If you want to ensure a potential therapist is right for you, visit them in their workspace. Soak in their environment, see if you like their attitude, and determine their level of professionalism. If everything feels right, go ahead and book your session!

Pre-Massage Consultation

The best massage therapists conduct thorough intake evaluations with new clients. They should ask you about your personal and family health history and what your personal and health goals might be for this session.

Your practitioner can help you understand what to expect from your first session and what progress to watch for over time. Together, you can set targets for a course of treatment and determine a safe and well-paced plan of action.


Before, during, and after your massage session, your therapist should listen carefully to your questions and concerns and respond appropriately to your needs. If you want to feel more comfortable and at home during your massage, feel free to request a change of music and scents (or bring your own music and essential oils).

Massage therapy involves a high level of trust. Your massage therapist should take care to help you understand all of your “draping” options (covering your body with sheets or towels, for example). The right massage therapist will work to understand your unique personal needs and make suggestions to improve your comfort level.

During your massage, be sure to tell your practitioner how much pressure you require. Every therapist has a different touch; each client has their own balance point between too much and too little discomfort. Just like a healthy stretch in yoga class, a little discomfort (but not pain) can bring many healing benefits. However, if your practitioner has a very different idea of what you can take than you do (as in the Rolfing example above), you may be in for a difficult experience. The right therapist for you will listen to your verbal and non-verbal signals and find the right balance for you.

Post-Massage Care

After your session, your massage therapist should give you proper time, space, and attention.

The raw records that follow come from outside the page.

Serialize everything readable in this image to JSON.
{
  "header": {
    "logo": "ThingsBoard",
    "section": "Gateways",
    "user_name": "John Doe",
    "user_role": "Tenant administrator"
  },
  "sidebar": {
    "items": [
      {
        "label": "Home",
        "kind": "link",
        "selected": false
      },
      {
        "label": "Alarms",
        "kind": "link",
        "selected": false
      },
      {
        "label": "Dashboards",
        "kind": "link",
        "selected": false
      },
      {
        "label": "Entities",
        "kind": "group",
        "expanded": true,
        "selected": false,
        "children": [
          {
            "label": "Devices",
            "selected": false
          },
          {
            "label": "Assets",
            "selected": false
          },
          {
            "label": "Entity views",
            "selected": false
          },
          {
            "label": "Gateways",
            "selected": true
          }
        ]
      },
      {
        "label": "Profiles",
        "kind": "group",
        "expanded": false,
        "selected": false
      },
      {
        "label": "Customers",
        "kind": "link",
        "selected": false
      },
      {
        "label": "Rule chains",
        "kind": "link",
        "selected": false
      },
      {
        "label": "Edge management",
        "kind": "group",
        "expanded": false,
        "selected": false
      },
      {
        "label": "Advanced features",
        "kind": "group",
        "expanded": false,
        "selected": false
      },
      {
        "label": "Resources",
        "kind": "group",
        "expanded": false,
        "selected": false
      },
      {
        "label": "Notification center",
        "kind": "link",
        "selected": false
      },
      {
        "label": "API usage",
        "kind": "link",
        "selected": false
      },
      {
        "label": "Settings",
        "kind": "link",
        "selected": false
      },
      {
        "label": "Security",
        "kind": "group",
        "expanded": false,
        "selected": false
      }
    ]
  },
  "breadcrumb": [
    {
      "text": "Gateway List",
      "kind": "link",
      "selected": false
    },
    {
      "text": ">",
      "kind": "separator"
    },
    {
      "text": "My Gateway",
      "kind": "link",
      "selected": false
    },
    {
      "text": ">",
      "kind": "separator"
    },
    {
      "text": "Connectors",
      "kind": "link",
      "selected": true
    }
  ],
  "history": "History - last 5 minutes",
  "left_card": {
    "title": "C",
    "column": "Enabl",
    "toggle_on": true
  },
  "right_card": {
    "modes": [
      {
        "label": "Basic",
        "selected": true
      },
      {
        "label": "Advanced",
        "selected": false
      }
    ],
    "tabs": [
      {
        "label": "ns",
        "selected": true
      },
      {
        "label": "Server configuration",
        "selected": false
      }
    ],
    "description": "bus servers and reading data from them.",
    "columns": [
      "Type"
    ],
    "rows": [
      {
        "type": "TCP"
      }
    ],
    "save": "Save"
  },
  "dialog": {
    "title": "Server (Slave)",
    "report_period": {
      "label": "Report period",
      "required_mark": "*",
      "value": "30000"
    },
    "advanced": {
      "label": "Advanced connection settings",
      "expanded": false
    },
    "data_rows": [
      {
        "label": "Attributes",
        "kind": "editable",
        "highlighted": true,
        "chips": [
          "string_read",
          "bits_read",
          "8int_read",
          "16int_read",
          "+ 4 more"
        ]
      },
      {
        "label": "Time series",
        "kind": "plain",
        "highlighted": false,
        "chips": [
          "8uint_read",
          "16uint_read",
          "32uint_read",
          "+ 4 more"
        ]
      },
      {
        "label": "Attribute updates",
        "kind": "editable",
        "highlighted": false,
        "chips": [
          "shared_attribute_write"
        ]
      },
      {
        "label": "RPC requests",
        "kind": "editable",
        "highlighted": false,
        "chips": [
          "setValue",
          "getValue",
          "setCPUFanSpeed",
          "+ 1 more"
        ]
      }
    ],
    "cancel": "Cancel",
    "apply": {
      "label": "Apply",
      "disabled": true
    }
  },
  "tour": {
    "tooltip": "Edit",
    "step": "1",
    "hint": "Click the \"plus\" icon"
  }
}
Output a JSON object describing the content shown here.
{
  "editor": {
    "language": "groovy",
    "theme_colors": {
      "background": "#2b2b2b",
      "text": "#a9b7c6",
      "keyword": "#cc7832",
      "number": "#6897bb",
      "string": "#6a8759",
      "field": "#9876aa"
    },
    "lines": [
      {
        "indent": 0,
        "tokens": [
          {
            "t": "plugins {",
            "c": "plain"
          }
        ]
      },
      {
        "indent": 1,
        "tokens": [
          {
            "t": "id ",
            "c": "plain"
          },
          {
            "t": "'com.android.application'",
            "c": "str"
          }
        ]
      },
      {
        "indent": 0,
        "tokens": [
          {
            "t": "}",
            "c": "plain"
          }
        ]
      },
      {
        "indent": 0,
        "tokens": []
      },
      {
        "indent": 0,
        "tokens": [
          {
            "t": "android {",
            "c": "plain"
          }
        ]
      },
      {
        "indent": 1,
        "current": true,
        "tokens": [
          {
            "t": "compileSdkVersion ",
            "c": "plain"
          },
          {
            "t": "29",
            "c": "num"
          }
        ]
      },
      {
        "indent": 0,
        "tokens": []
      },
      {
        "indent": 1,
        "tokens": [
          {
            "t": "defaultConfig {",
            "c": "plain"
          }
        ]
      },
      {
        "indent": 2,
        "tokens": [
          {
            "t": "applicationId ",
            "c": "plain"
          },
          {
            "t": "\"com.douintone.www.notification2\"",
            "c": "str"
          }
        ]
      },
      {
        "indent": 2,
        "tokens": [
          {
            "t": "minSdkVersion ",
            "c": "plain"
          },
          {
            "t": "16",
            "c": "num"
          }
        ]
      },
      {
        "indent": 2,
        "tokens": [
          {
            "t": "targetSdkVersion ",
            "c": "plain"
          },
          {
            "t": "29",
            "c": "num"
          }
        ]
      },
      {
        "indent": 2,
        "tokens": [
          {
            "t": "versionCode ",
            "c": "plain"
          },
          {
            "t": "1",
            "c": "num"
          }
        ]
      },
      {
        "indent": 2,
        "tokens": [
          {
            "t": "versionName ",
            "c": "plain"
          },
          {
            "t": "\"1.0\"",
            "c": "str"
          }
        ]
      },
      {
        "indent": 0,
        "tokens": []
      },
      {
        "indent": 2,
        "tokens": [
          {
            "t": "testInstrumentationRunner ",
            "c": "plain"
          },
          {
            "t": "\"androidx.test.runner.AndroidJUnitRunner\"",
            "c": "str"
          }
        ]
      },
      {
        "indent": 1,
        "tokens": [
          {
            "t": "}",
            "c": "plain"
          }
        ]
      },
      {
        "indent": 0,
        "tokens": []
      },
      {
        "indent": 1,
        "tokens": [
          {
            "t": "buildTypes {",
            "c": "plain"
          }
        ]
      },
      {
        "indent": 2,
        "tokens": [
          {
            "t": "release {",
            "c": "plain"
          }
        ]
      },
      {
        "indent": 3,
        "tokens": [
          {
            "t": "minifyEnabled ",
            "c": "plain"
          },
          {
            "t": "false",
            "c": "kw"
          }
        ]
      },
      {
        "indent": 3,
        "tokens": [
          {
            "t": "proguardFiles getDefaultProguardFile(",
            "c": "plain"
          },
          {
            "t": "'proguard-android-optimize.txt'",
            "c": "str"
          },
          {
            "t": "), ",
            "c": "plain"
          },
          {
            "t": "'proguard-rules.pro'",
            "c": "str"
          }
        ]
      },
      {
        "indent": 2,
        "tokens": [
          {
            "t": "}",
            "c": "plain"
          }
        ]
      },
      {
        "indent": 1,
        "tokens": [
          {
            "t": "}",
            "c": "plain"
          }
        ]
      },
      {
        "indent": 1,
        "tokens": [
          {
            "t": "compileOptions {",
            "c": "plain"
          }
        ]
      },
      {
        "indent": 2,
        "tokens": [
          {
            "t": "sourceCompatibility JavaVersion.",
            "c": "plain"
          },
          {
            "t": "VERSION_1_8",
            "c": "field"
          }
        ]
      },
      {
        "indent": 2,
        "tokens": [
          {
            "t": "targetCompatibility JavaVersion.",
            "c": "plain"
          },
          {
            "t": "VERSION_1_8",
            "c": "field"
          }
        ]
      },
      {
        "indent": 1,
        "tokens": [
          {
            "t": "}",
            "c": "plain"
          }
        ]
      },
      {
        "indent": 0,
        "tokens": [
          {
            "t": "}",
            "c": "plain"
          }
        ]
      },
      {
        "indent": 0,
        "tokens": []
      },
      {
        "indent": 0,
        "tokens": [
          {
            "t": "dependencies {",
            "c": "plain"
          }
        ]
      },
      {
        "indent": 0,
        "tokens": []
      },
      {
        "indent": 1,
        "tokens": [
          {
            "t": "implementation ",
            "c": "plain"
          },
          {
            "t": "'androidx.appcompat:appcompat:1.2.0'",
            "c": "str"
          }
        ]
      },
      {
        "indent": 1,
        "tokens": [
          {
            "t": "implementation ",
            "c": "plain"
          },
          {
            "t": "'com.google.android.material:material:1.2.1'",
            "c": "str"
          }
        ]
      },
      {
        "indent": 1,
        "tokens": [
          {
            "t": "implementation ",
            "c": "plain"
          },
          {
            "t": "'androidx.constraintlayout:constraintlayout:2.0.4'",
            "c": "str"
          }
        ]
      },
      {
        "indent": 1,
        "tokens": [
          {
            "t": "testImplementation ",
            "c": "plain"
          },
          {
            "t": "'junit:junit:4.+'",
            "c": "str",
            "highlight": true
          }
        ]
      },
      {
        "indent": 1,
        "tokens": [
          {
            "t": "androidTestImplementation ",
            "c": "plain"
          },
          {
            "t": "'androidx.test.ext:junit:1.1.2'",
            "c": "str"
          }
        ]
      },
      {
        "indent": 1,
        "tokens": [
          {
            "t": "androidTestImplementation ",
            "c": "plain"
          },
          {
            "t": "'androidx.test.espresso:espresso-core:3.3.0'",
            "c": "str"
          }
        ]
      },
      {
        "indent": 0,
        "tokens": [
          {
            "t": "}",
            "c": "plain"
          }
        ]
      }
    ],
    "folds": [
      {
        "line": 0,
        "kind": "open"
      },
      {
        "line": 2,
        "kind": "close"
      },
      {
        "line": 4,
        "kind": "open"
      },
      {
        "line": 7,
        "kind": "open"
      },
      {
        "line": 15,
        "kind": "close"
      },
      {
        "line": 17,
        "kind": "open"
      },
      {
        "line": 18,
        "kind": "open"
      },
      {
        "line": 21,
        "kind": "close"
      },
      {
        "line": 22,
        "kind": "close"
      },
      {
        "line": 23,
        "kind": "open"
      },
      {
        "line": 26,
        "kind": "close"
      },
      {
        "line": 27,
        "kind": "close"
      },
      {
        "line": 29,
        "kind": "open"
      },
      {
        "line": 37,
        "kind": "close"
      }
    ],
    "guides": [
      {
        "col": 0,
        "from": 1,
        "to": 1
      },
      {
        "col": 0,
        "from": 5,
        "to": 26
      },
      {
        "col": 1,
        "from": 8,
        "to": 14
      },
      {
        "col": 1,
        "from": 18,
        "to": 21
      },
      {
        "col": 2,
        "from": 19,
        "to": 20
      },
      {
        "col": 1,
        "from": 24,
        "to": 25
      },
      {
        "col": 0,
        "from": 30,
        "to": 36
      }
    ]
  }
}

If you’ve followed your gut and choose a practitioner with whom you feel a good connection, their intuition in these vulnerable moments can greatly increase the healing benefits you take home with you.

Depending on what you’ve shared with your practitioner before and during your massage, they may have a number of suggestions for self-care after your session. From hydration to meditation to salt baths, there are many ways to extend and increase your physical and emotional healing. The right massage therapist will suggest home care techniques and products (without a sales pitch) and leave you smiling. Hopefully you leave with a wonderful new feeling, eager to return!


  1. After care/self care. (n.d.) Retrieved from http://lamkincottage.massagetherapy.com/after-care–self-care
  2. Bassanese, P. (2012) You know you are getting a good massage when… Retrieved from http://www.huffingtonpost.co.uk/paola-bassanese/massage-you-know-you-are-getting-_b_1341090.html.
  3. Board certification. (n.d.) Retrieved from http://www.ncbtmb.com/board-certification
  4. Burgan, B. (n.d.) How can i find the right massage therapist? Retrieved from http://www.takingcharge.csh.umn.edu/explore-healing-practices/massage-therapy/how-can-i-find-right-massage-therapist
  5. Riggs, A. (2011) Draping Dilemmas. Massage and Bodywork Magazine for the Visually Impaired. Retrieved from https://www.abmp.com/textonlymags/article.php?article=137
  6. Education. (n.d.) Retrieved from https://www.amtamassage.org/education/index.html
  7. Employers. (n.d.) Retrieved from https://www.abmp.com/employers
  8. Massage therapy. (n.d.) Retrieved from https://www.angieslist.com/research/massage-therapy/
  9. Mayo Clinic Staff. (n.d.) Massage therapy: overview. Retrieved from http://www.mayoclinic.org/tests-procedures/massage-therapy/home/ovc-20170282
  10. State regulations. (n.d.) Retrieved from https://www.amtamassage.org/regulation/stateRegulations.html
  11. Varney, S. (2010) Rolfing back in vogue, but with shaky evidence. Morning edition. San Francisco, CA: KQED.